“I was really pleased that CVAG could provide permanent recognition for him through one of the galleries.”

“A question often asked in the realm of public art is what do artists bring to public art that architects and landscape artists don’t?” says artist Ed Varney. “I think the answer to that question is whimsy.

“George’s art had that clever sense of humour and we are so lucky to have his Wacky Woods as a public venue. People don’t always agree with the sentiment of George’s work but they love that site.”

In later years, a bum knee and asthma made it increasingly difficult for Sawchuk to get around. As well as looking after the house, yard and garden, Pat provided refreshments for the frequent visitors and nursed Sawchuk in his last months.

“She was a real mainstay for him,” says Tony Martin. “She was always there looking after whatever needed to be done.”

The weeks after Sawchuk’s death people were tramping through his Wacky Woods, not minding the muddy ground or dripping leaves. Although the public art is still there for everyone to see, enjoy and touch free of charge, like all living entities, it is changing.

Trees decay and topple, bark grows over mirrors and bits of metal rust. But just like Sawchuk, the memory of its magical presence will live on in the hearts of all who have known the man and experienced his art.

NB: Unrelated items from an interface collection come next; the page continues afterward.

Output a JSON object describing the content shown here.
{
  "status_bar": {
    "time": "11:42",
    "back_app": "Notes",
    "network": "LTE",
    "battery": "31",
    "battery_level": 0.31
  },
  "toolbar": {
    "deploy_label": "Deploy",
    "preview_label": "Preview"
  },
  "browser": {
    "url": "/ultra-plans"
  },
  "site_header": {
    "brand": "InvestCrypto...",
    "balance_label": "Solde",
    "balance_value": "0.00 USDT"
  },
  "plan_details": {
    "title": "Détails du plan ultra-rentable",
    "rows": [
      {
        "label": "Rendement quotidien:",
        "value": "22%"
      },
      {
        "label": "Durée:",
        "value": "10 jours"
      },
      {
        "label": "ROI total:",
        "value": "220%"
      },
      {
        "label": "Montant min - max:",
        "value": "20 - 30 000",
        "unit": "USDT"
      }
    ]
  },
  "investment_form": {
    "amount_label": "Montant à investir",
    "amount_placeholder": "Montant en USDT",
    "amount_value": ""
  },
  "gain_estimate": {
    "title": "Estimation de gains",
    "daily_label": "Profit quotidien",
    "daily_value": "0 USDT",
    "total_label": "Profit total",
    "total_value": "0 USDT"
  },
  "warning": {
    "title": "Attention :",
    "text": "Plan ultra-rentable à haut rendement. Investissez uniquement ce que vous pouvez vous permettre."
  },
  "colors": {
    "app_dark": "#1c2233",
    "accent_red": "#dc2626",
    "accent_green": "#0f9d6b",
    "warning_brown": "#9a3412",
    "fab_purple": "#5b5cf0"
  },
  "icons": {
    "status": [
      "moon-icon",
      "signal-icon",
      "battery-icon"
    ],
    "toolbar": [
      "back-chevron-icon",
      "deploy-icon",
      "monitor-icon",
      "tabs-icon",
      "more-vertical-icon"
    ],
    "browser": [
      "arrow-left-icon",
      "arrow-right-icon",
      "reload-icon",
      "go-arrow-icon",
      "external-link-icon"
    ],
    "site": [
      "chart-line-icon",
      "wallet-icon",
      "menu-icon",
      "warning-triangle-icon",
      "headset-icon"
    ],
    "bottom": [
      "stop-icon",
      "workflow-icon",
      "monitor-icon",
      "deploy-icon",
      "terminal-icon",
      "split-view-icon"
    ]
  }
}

“You can’t get more Canadian than George,” noted Comox Valley Community Arts Council director Robert Moon upon presenting Sawchuk with the inaugural CVCAC Valley Treasure Award. “He spent the first half of his life cutting down trees and the second half paying homage to them with his provocative sculptures. He is a true Valley icon.”